Former dean of the UC Berkeley School of Law and professor emeritus Sanford Kadish, one of Berkeley’s most distinguished law professors, died of kidney failure Sept. 5 at age 92.
Widely regarded by his colleagues as one of the leading criminal-law scholars on campus, Kadish is responsible for several major developments within Berkeley Law. Kadish played an integral role in founding the Jurisprudence and Social Policy Program, which allows law students to analyze law from a social-policy standpoint while integrating other fields of study such as political science, history and sociology.
Law professor Jesse Choper, who succeeded Kadish as dean, considers this program to be Kadish’s most significant enterprise as dean. Established in 1978, the program helped set the law school apart from others, Choper said. Though 14 years apart in age, Choper and Kadish were incredibly close.
“I was the younger brother that he never had, and he was certainly the older brother that I never had,” Choper said. “He was the wisest person that I have ever met.”
Additionally, Kadish, alongside his wife June, conceived the Kadish Center for Morality, Law and Public Affairs in 2000. The center promotes research on the exercise of state power and aims to analyze the degree to which the criminal-law system is morally justified.
Kadish launched a seminar that brought university scholars together with some of the most interesting and prominent legal and political thinkers in the world, said Christopher Kutz, law professor and director of the Kadish Center, in an email.
“One of the things that I love about being at Berkeley is being part of the large community (Kadish) created,” Kutz said. “I miss him dearly, but I am glad that what he created will go on.”
Beyond his impact on UC Berkeley, Kadish also led several national law associations.
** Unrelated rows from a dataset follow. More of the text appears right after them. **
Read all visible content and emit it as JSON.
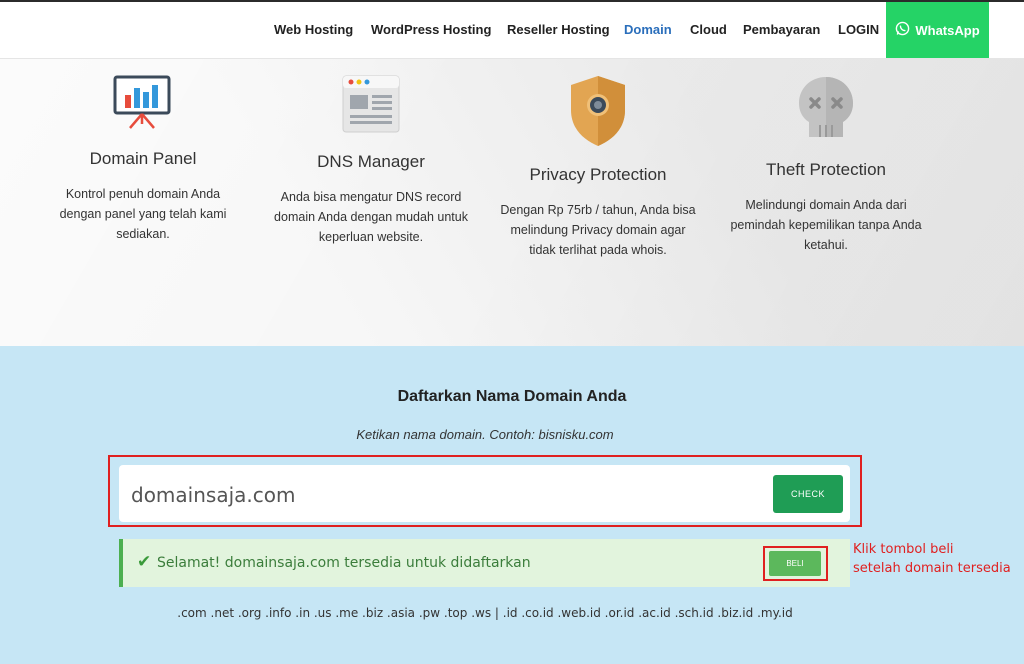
{
  "nav": {
    "items": [
      {
        "label": "Web Hosting",
        "active": false
      },
      {
        "label": "WordPress Hosting",
        "active": false
      },
      {
        "label": "Reseller Hosting",
        "active": false
      },
      {
        "label": "Domain",
        "active": true
      },
      {
        "label": "Cloud",
        "active": false
      },
      {
        "label": "Pembayaran",
        "active": false
      },
      {
        "label": "LOGIN",
        "active": false
      }
    ],
    "whatsapp": {
      "label": "WhatsApp",
      "icon": "whatsapp-icon",
      "color": "#25d366"
    }
  },
  "features": [
    {
      "icon": "presentation-chart-icon",
      "title": "Domain Panel",
      "desc": "Kontrol penuh domain Anda dengan panel yang telah kami sediakan."
    },
    {
      "icon": "dns-window-icon",
      "title": "DNS Manager",
      "desc": "Anda bisa mengatur DNS record domain Anda dengan mudah untuk keperluan website."
    },
    {
      "icon": "shield-icon",
      "title": "Privacy Protection",
      "desc": "Dengan Rp 75rb / tahun, Anda bisa melindung Privacy domain agar tidak terlihat pada whois."
    },
    {
      "icon": "skull-icon",
      "title": "Theft Protection",
      "desc": "Melindungi domain Anda dari pemindah kepemilikan tanpa Anda ketahui."
    }
  ],
  "domain_search": {
    "title": "Daftarkan Nama Domain Anda",
    "subtitle": "Ketikan nama domain. Contoh: bisnisku.com",
    "input_value": "domainsaja.com",
    "check_label": "CHECK",
    "result_text": "Selamat! domainsaja.com tersedia untuk didaftarkan",
    "buy_label": "BELI",
    "annotation": [
      "Klik tombol beli",
      "setelah domain tersedia"
    ],
    "tlds": ".com .net .org .info .in .us .me .biz .asia .pw .top .ws | .id .co.id .web.id .or.id .ac.id .sch.id .biz.id .my.id"
  },
  "colors": {
    "accent": "#2a6ebb",
    "section_bg": "#c6e6f5",
    "check_button": "#1f9d55",
    "success_bg": "#e2f4dd",
    "annotation_red": "#e02020"
  }
}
Most notably, Kadish served as president of both the American Association of University Professors and of the Association of American Law Schools.
New York University School of Law professor Stephen Schulhofer, who collaborated with Kadish in authoring “Criminal Law and Its Processes,” said he will continue to channel Kadish when he lectures and guides student dialogues.
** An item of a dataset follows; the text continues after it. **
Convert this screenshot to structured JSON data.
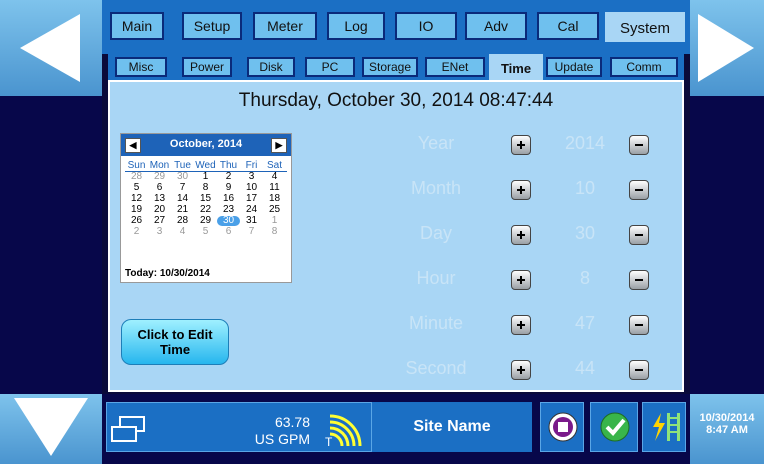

“I felt then, though much more intensely, an experience that is repeated for me many times throughout the semester, that of (Kadish’s) voice in my head, kind but unyielding,” Schulhofer said in an email, referring to his initial reaction to the news of Kadish’s passing. “His presence will continue to be felt, and treasured, by countless colleagues, students and law school alums.”
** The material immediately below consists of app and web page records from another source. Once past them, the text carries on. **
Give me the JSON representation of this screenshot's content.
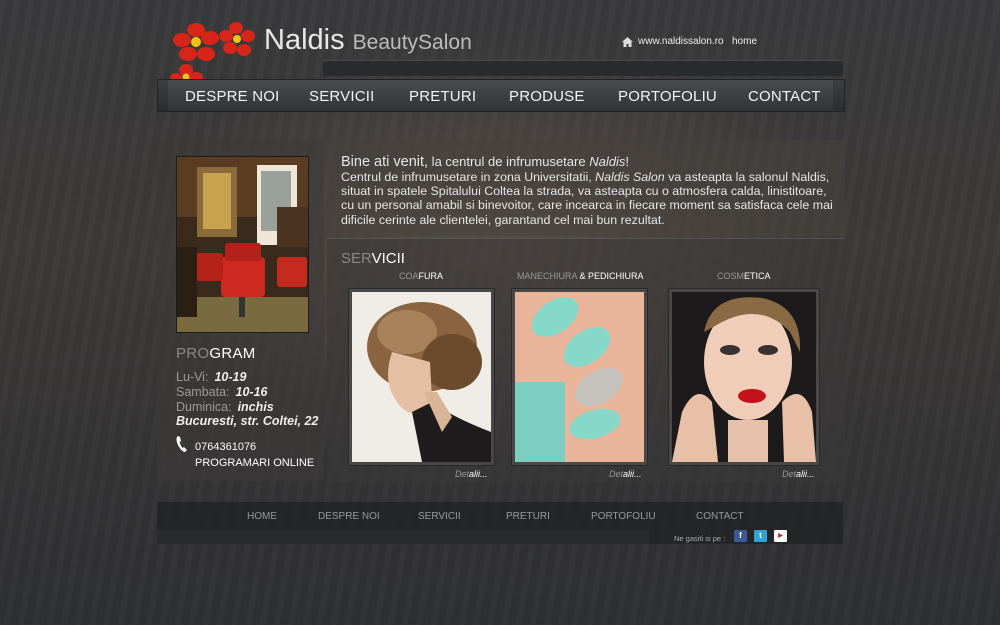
{
  "header": {
    "brand": "Naldis",
    "brand_sub": "BeautySalon",
    "site_url": "www.naldissalon.ro",
    "home_link": "home"
  },
  "mainnav": {
    "items": [
      "DESPRE NOI",
      "SERVICII",
      "PRETURI",
      "PRODUSE",
      "PORTOFOLIU",
      "CONTACT"
    ]
  },
  "sidebar": {
    "program_title_dim": "PRO",
    "program_title_bright": "GRAM",
    "hours": [
      {
        "label": "Lu-Vi:",
        "value": "10-19"
      },
      {
        "label": "Sambata:",
        "value": "10-16"
      },
      {
        "label": "Duminica:",
        "value": "inchis"
      }
    ],
    "address": "Bucuresti, str. Coltei, 22",
    "phone": "0764361076",
    "online_booking": "PROGRAMARI ONLINE"
  },
  "welcome": {
    "title_main": "Bine ati venit,",
    "title_rest": " la centrul de infrumusetare ",
    "title_brand": "Naldis",
    "title_end": "!",
    "text_1": "Centrul de infrumusetare in zona Universitatii, ",
    "text_brand": "Naldis Salon",
    "text_2": " va asteapta la salonul Naldis, situat in spatele Spitalului Coltea la strada, va asteapta cu o atmosfera calda, linistitoare, cu un personal amabil si binevoitor, care incearca in fiecare moment sa satisfaca cele mai dificile cerinte ale clientelei, garantand cel mai bun rezultat."
  },
  "services": {
    "title_dim": "SER",
    "title_bright": "VICII",
    "categories": [
      {
        "dim": "COA",
        "bright": "FURA",
        "detail_dim": "Det",
        "detail_bright": "alii..."
      },
      {
        "dim": "MANECHIURA",
        "bright": " & PEDICHIURA",
        "detail_dim": "Det",
        "detail_bright": "alii..."
      },
      {
        "dim": "COSM",
        "bright": "ETICA",
        "detail_dim": "Det",
        "detail_bright": "alii..."
      }
    ]
  },
  "footer": {
    "nav": [
      "HOME",
      "DESPRE NOI",
      "SERVICII",
      "PRETURI",
      "PORTOFOLIU",
      "CONTACT"
    ],
    "social_label": "Ne gasiti si pe :",
    "social_icons": [
      "facebook-icon",
      "twitter-icon",
      "youtube-icon"
    ]
  },
  "colors": {
    "background": "#38383a",
    "flower_red": "#d8251a",
    "facebook": "#3b5998",
    "twitter": "#2fa3d6",
    "youtube": "#c4302b"
  }
}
Kadish is survived by his two sons Josh and Peter Kadish, seven grandchildren and three great-grandchildren. His family plans to hold a memorial service for friends and UC Berkeley community members.